PROMPT: Could you set down the listing below exactly, leaving out its pictures?

SUPPLIED RECORDS:
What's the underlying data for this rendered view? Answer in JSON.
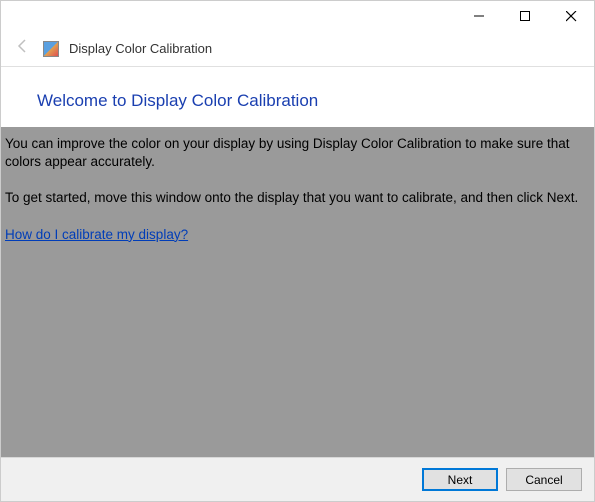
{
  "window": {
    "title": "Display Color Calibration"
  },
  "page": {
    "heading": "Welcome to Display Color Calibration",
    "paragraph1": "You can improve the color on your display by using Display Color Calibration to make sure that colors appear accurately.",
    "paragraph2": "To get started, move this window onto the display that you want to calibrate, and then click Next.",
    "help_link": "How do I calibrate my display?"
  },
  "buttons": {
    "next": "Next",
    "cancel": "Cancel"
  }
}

RESULT OF THIS TASK:
What's the underlying data for this rendered view? Answer in JSON.
{
  "window": {
    "title": "Display Color Calibration"
  },
  "page": {
    "heading": "Welcome to Display Color Calibration",
    "paragraph1": "You can improve the color on your display by using Display Color Calibration to make sure that colors appear accurately.",
    "paragraph2": "To get started, move this window onto the display that you want to calibrate, and then click Next.",
    "help_link": "How do I calibrate my display?"
  },
  "buttons": {
    "next": "Next",
    "cancel": "Cancel"
  }
}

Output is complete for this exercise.